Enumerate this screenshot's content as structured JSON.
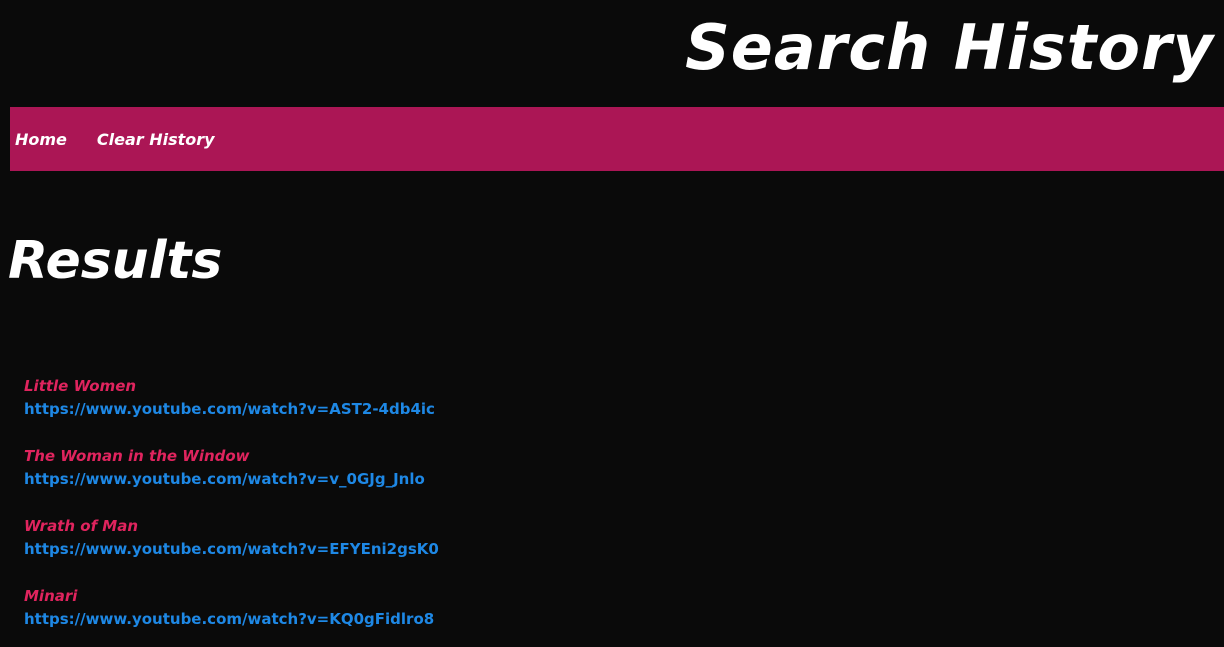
{
  "header": {
    "title": "Search History"
  },
  "nav": {
    "items": [
      {
        "label": "Home"
      },
      {
        "label": "Clear History"
      }
    ]
  },
  "main": {
    "heading": "Results",
    "results": [
      {
        "title": "Little Women",
        "url": "https://www.youtube.com/watch?v=AST2-4db4ic"
      },
      {
        "title": "The Woman in the Window",
        "url": "https://www.youtube.com/watch?v=v_0GJg_Jnlo"
      },
      {
        "title": "Wrath of Man",
        "url": "https://www.youtube.com/watch?v=EFYEni2gsK0"
      },
      {
        "title": "Minari",
        "url": "https://www.youtube.com/watch?v=KQ0gFidlro8"
      }
    ]
  },
  "colors": {
    "background": "#0a0a0a",
    "navbar": "#ab1655",
    "result_title": "#e0245e",
    "result_link": "#1e88e5",
    "text": "#ffffff"
  }
}
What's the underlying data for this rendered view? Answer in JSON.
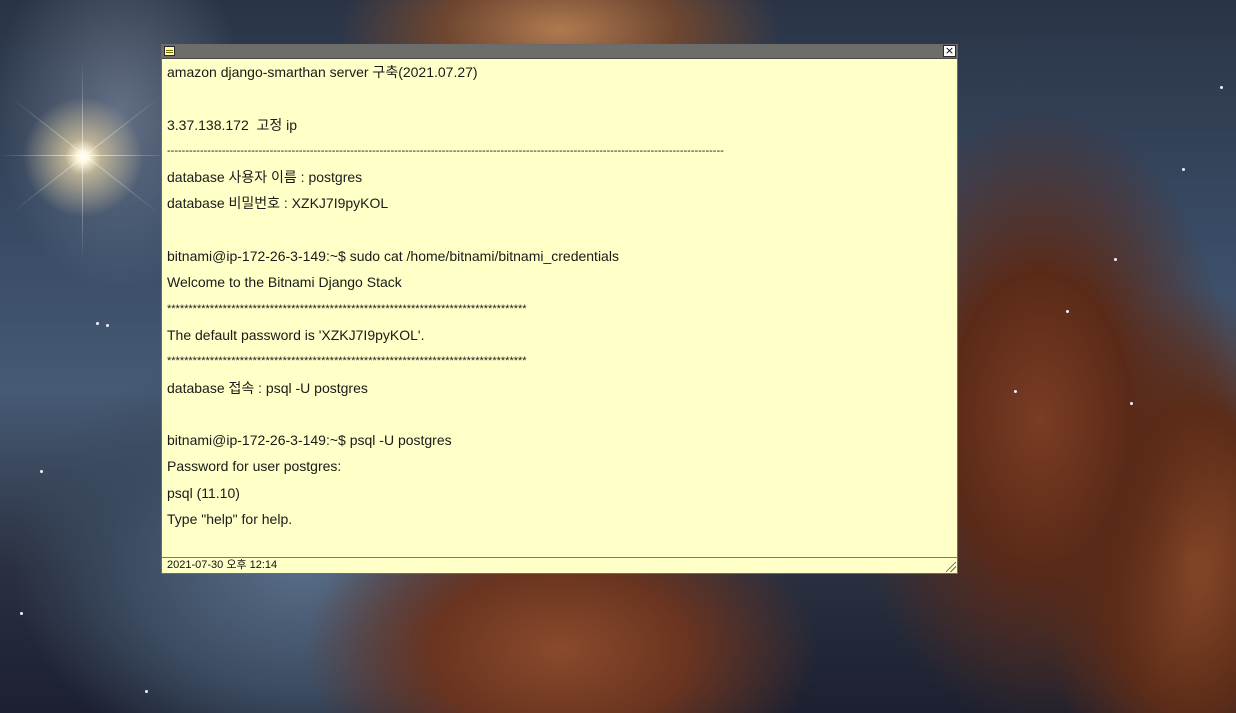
{
  "note": {
    "lines": [
      "amazon django-smarthan server 구축(2021.07.27)",
      "",
      "3.37.138.172  고정 ip",
      "--------------------------------------------------------------------------------------------------------------------------------------------------------",
      "database 사용자 이름 : postgres",
      "database 비밀번호 : XZKJ7I9pyKOL",
      "",
      "bitnami@ip-172-26-3-149:~$ sudo cat /home/bitnami/bitnami_credentials",
      "Welcome to the Bitnami Django Stack",
      "************************************************************************************",
      "The default password is 'XZKJ7I9pyKOL'.",
      "************************************************************************************",
      "database 접속 : psql -U postgres",
      "",
      "bitnami@ip-172-26-3-149:~$ psql -U postgres",
      "Password for user postgres:",
      "psql (11.10)",
      "Type \"help\" for help."
    ],
    "footer_date": "2021-07-30 오후 12:14",
    "close_label": "×"
  },
  "colors": {
    "note_background": "#ffffc8",
    "titlebar": "#6d6e6a"
  },
  "icons": {
    "note": "note-icon",
    "close": "close-icon",
    "resize": "resize-grip-icon"
  }
}
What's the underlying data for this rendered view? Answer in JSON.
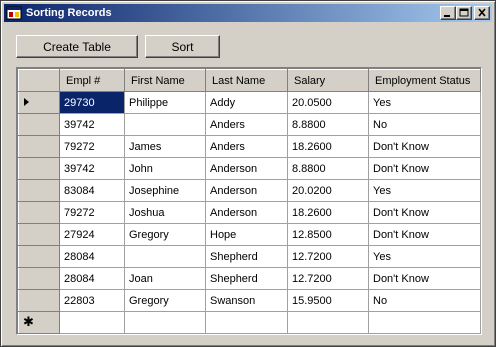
{
  "window": {
    "title": "Sorting Records"
  },
  "toolbar": {
    "create_label": "Create Table",
    "sort_label": "Sort"
  },
  "grid": {
    "columns": [
      "Empl #",
      "First Name",
      "Last Name",
      "Salary",
      "Employment Status"
    ],
    "rows": [
      [
        "29730",
        "Philippe",
        "Addy",
        "20.0500",
        "Yes"
      ],
      [
        "39742",
        "",
        "Anders",
        "8.8800",
        "No"
      ],
      [
        "79272",
        "James",
        "Anders",
        "18.2600",
        "Don't Know"
      ],
      [
        "39742",
        "John",
        "Anderson",
        "8.8800",
        "Don't Know"
      ],
      [
        "83084",
        "Josephine",
        "Anderson",
        "20.0200",
        "Yes"
      ],
      [
        "79272",
        "Joshua",
        "Anderson",
        "18.2600",
        "Don't Know"
      ],
      [
        "27924",
        "Gregory",
        "Hope",
        "12.8500",
        "Don't Know"
      ],
      [
        "28084",
        "",
        "Shepherd",
        "12.7200",
        "Yes"
      ],
      [
        "28084",
        "Joan",
        "Shepherd",
        "12.7200",
        "Don't Know"
      ],
      [
        "22803",
        "Gregory",
        "Swanson",
        "15.9500",
        "No"
      ]
    ],
    "selected_row": 0,
    "selected_col": 0,
    "current_row_icon": "row-pointer-icon",
    "new_row_icon": "new-row-asterisk-icon",
    "new_row_glyph": "✱"
  },
  "colors": {
    "title_start": "#0a246a",
    "title_end": "#a6caf0",
    "selection": "#0a246a",
    "face": "#d4d0c8"
  }
}
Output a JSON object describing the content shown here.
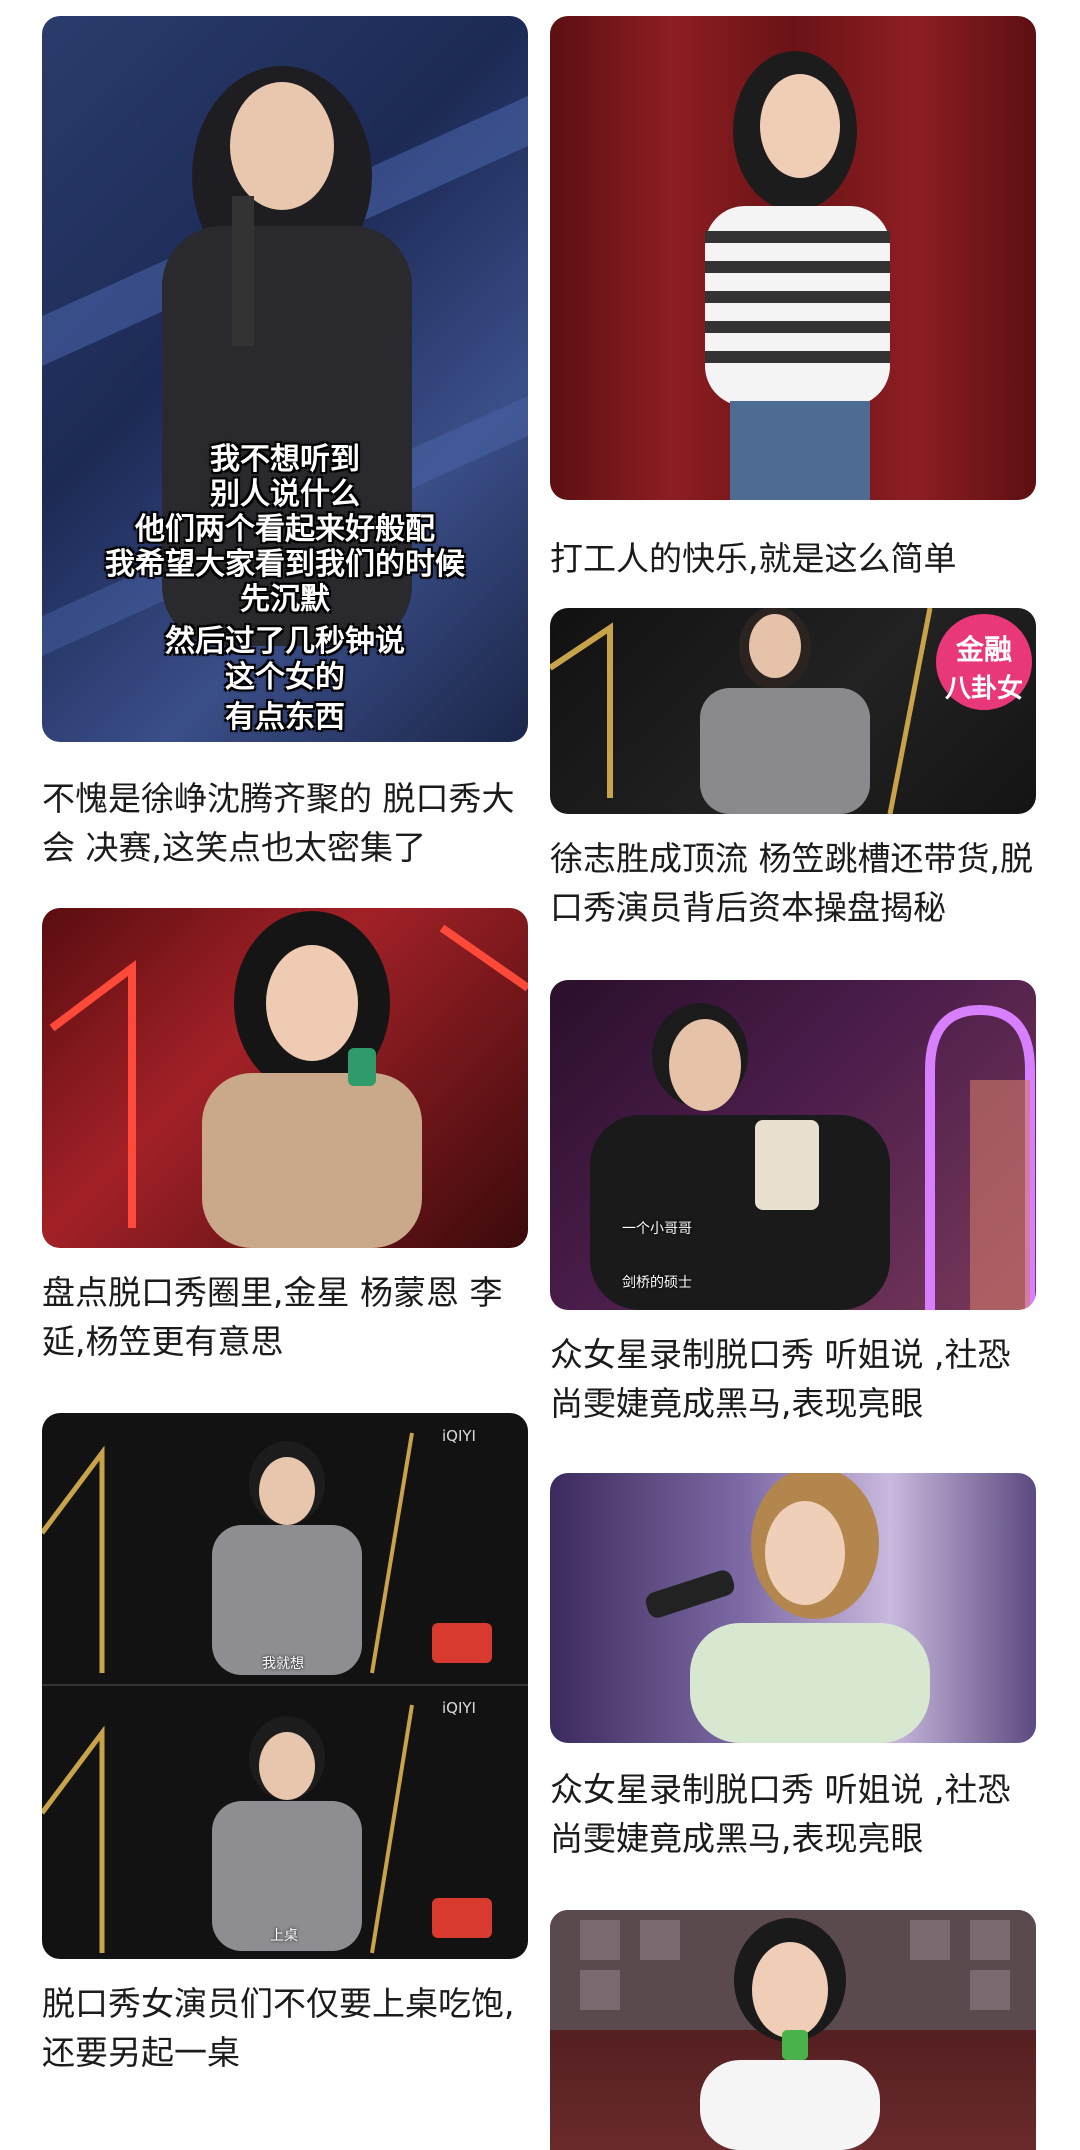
{
  "feed": {
    "cards": [
      {
        "title": "不愧是徐峥沈腾齐聚的 脱口秀大会 决赛,这笑点也太密集了",
        "overlay_lines": [
          "我不想听到",
          "别人说什么",
          "他们两个看起来好般配",
          "我希望大家看到我们的时候",
          "先沉默",
          "然后过了几秒钟说",
          "这个女的",
          "有点东西"
        ]
      },
      {
        "title": "打工人的快乐,就是这么简单"
      },
      {
        "title": "徐志胜成顶流 杨笠跳槽还带货,脱口秀演员背后资本操盘揭秘",
        "badge_line1": "金融",
        "badge_line2": "八卦女"
      },
      {
        "title": "盘点脱口秀圈里,金星 杨蒙恩 李延,杨笠更有意思"
      },
      {
        "title": "众女星录制脱口秀 听姐说 ,社恐尚雯婕竟成黑马,表现亮眼",
        "subtitle1": "一个小哥哥",
        "subtitle2": "剑桥的硕士"
      },
      {
        "title": "脱口秀女演员们不仅要上桌吃饱,还要另起一桌",
        "logo": "iQIYI",
        "subtitle_top": "我就想",
        "subtitle_bottom": "上桌"
      },
      {
        "title": "众女星录制脱口秀 听姐说 ,社恐尚雯婕竟成黑马,表现亮眼"
      },
      {
        "title": ""
      }
    ]
  },
  "colors": {
    "background": "#ffffff",
    "title_text": "#1b1b1b",
    "badge": "#e8387a"
  }
}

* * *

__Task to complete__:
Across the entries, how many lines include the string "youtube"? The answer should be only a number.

__Answer to this problem__:
4